Make sure that your dog will learn how to behave in his actual environment. When trainers take dogs into their own homes, they can easily integrate dogs into their daily lives so that they constantly practice the skills they need at home. Some kennel-based programs have brilliant strategies for simulating real life scenarios and will be thrilled to explain them to you. Others drill commands in a single training room. The latter programs seldom teach the skills dogs need to be good family members.

Does the trainer train you?

This is the most important question you can ask when choosing a dog board and train program. You and your dog both need training. Training a dog is not an event.
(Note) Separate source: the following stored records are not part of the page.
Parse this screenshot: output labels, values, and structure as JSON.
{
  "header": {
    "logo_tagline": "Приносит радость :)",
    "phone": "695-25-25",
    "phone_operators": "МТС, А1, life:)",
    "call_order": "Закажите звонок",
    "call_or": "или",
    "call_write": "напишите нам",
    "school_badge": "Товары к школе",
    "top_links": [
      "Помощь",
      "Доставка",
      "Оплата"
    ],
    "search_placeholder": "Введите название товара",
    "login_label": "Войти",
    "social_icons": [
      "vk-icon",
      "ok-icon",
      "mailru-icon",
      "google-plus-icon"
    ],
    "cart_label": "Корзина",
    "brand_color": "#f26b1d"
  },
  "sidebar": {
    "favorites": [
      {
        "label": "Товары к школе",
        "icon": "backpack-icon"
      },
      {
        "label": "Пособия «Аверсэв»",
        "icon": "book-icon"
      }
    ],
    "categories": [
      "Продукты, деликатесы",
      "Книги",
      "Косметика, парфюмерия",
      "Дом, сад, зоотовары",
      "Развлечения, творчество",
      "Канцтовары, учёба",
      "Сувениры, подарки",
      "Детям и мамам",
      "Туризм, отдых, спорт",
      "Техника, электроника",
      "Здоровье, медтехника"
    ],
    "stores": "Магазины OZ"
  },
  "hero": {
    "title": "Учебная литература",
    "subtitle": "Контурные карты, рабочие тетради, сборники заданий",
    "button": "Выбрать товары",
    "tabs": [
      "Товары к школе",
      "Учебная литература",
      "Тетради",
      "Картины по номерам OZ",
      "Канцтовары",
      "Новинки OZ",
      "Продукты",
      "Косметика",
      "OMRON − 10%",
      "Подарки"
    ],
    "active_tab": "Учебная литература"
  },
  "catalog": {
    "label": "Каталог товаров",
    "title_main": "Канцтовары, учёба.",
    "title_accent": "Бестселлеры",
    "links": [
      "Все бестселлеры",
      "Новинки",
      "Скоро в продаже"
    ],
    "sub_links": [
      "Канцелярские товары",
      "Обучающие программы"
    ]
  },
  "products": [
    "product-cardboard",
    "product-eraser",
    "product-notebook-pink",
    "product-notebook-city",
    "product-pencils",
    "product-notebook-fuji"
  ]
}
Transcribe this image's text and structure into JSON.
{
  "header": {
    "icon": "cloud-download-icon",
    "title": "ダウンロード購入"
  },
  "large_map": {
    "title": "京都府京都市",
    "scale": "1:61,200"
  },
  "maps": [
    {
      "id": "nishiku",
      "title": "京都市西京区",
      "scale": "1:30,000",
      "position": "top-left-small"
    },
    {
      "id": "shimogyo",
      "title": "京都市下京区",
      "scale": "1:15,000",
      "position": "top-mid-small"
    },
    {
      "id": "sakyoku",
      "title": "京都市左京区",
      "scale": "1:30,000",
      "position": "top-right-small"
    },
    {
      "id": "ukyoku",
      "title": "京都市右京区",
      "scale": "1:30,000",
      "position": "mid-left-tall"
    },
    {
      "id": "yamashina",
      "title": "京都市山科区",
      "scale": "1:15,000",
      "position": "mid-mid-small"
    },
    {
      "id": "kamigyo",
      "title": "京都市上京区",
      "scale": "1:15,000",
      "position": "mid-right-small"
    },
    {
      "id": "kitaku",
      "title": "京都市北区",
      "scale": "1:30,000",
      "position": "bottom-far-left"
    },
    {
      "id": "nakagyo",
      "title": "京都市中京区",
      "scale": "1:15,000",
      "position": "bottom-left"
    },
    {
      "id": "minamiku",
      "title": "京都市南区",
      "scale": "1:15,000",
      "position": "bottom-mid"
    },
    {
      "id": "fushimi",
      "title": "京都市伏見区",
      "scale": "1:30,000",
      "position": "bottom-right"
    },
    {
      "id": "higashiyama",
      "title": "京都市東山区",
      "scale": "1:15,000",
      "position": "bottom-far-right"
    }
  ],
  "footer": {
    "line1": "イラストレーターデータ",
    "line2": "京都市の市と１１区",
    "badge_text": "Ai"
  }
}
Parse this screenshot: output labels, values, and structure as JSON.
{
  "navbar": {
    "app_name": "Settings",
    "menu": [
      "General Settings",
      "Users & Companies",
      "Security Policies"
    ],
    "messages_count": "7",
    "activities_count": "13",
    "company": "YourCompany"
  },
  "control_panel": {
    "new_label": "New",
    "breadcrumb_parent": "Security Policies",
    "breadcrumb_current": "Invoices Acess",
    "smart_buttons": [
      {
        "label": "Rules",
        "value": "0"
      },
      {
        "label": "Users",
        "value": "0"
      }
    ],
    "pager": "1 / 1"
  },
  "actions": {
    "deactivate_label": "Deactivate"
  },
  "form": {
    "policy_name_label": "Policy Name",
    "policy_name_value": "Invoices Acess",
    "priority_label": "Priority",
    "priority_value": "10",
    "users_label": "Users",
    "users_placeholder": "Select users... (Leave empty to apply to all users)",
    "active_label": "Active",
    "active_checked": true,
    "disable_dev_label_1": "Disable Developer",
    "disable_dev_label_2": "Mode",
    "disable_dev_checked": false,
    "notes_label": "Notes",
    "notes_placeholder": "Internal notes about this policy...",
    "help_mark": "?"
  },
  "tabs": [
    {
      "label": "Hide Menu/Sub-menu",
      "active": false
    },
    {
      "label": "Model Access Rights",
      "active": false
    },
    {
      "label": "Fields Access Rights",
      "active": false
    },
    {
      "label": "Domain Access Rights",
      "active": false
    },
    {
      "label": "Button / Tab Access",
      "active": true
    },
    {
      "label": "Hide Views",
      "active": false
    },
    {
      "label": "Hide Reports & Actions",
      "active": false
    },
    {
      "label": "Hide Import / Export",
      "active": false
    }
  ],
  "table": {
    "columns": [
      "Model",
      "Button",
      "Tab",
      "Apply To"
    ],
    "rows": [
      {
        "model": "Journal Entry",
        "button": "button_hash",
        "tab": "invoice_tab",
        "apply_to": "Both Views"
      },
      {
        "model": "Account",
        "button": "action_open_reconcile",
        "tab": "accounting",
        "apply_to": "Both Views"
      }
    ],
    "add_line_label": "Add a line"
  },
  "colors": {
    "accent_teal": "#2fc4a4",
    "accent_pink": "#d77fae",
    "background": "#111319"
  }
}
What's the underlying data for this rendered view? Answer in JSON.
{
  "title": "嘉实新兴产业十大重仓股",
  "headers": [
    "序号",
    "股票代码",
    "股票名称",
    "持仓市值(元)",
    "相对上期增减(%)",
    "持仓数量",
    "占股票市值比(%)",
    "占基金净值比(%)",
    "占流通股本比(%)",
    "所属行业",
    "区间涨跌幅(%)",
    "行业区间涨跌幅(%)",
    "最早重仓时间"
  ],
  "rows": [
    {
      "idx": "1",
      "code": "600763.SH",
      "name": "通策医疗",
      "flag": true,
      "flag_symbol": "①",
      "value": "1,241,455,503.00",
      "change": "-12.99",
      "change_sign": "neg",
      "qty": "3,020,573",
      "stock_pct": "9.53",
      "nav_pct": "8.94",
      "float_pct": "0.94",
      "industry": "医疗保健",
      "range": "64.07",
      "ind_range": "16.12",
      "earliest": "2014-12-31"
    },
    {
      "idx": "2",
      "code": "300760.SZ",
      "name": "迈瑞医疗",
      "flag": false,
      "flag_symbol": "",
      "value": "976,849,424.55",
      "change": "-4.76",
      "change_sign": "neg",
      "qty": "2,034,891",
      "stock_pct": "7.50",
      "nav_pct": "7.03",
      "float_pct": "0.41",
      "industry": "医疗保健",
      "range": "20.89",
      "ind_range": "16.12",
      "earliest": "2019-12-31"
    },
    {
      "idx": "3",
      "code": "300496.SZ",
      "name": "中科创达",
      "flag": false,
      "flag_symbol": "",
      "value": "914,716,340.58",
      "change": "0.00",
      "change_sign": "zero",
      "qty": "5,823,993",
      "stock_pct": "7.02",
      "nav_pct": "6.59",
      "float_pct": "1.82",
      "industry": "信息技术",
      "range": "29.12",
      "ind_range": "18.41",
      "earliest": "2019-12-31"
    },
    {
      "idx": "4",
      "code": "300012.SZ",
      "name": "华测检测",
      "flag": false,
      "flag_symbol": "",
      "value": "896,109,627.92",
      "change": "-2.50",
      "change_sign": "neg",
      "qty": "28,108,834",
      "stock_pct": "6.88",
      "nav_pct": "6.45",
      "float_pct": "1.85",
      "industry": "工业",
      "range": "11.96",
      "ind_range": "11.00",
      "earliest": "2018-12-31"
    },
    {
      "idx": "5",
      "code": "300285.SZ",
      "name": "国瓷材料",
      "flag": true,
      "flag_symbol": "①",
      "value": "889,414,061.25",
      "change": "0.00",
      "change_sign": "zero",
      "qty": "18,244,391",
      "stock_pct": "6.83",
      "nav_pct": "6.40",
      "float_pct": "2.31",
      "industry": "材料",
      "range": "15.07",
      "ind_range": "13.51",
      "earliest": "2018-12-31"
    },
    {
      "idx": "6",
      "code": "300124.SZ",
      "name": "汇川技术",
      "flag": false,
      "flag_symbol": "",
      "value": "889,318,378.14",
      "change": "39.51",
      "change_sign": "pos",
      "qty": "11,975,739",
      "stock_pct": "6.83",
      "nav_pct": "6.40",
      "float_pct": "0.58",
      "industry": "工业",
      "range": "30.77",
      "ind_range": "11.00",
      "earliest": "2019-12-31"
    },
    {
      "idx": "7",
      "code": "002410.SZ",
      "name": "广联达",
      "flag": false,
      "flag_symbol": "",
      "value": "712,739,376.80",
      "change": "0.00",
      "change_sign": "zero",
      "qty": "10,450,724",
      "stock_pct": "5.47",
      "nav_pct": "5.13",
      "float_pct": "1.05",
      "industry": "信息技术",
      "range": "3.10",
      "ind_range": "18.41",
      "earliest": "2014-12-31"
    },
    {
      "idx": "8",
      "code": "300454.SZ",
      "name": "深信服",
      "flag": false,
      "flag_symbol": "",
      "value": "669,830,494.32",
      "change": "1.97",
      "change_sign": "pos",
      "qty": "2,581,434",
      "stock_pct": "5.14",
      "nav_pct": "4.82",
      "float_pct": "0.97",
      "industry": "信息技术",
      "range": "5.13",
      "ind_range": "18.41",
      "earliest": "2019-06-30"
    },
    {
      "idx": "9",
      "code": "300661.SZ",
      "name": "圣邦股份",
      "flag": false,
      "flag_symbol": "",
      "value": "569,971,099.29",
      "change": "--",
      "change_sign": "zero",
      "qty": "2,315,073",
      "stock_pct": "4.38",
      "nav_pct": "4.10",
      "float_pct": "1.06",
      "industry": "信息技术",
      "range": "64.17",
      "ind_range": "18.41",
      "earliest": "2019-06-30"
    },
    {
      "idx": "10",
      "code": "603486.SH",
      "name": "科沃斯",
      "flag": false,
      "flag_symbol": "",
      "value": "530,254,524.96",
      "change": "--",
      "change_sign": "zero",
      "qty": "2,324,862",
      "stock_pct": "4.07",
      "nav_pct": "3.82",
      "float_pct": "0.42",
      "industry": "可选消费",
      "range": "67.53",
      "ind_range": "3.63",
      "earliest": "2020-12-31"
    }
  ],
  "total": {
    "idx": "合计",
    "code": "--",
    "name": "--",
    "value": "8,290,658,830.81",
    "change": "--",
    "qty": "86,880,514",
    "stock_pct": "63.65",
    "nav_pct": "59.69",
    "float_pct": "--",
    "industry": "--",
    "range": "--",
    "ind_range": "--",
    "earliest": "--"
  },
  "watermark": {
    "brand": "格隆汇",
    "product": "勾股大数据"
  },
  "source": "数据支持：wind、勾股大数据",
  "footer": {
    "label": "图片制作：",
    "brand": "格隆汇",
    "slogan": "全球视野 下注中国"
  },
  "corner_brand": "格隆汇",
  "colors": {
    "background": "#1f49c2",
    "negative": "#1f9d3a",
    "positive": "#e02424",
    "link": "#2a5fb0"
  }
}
It’s a process that requires life-long practice. Many trainers promise to send your dog home trained for life; no work required on your part. It sounds too good to be true, and it is. Dog training doesn’t work that way. Training happens every time you interact with your dog. Programs that promise otherwise are dog training’s equivalent of the “skinny pills” sold on late night TV that promise massive weight loss without diet or exercise changes.

I like to think of it like dancing. Prior to our wedding, my wife and I took a dance class so that we could impress on the dance floor. We found that when either of us made a mistake learning a new step, we both got completely stuck. The instructors, however, could grab either of us and teach us the steps instantly. They saw our mistakes coming and could effortlessly guide us into avoiding them.

Dog training works the same way. In obedience class, neither the dog nor the handler has any idea what to do. Even when one partner gets it right, the other’s mistake can confuse you both. A good trainer can teach your dog behaviors much more quickly than you can. Your dog, to continue our dance analogy, comes home from board and train knowing all the steps. To make the training last, you – his partner – must know both the steps and how to lead. You get the advantage of learning with a skilled partner, but you still need to learn. Successful board and train programs provide that follow-up instruction.

Is the board and train environment right for your dog?

Go see the facility. Make sure that your dog will be well cared for. Reputable trainers will welcome you to see where your dog will stay. Many facilities have set times for tours or require appointments to accommodate busy training schedules, so ask in advance.

Things to look for and ask about include sanitation, fencing security, ventilation, and quality of sleeping areas. For kennel-based programs, make sure that they are properly licensed and follow industry best practices. In both home and kennel-based programs, dogs should have comfortable places to sleep. They should get at least an hour a day of exercise other than training. They should be outside of a kennel or crate environment at least 6 hours each day. Play with other dogs should be closely supervised. There should be staff on the premises to watch over the dogs overnight.

Is there a guarantee?

This is a tricky question. As discussed above, your consistent enforcement of your dog’s new rules will have a tremendous impact on his behavior. For that reason, the codes of conduct of the premier animal behavior professional and certifying organizations – the APDT, IAABC and the CCPDT– actually prohibit guaranteeing specific long term results from training.

Good trainers stand behind their work in ways that acknowledge the fluid nature of dog behavior. They have a process to back up their promises. In our dog board and train program in Cincinnati, for example, the entire process is structured around a written agreement that spells out training goals. We promise to meet those goals and keep owners updated on our progress. When the dog goes home, we go with him and make sure that he can perform as well in his home as he did in ours. We come back twice more in the next few weeks to make sure the training sticks for both dogs and humans. If a dog cannot perform what we promised, we do more training until we get it right.

If a trainer’s guarantee sounds too good to be true, it probably is. The most ambitious guarantees often come from the “skinny pill” trainers discussed above. Make sure that you understand exactly how your trainer handles problems. Ask for examples. If he says that it never happens or can’t give you an example, his “guarantee” may be an empty promise.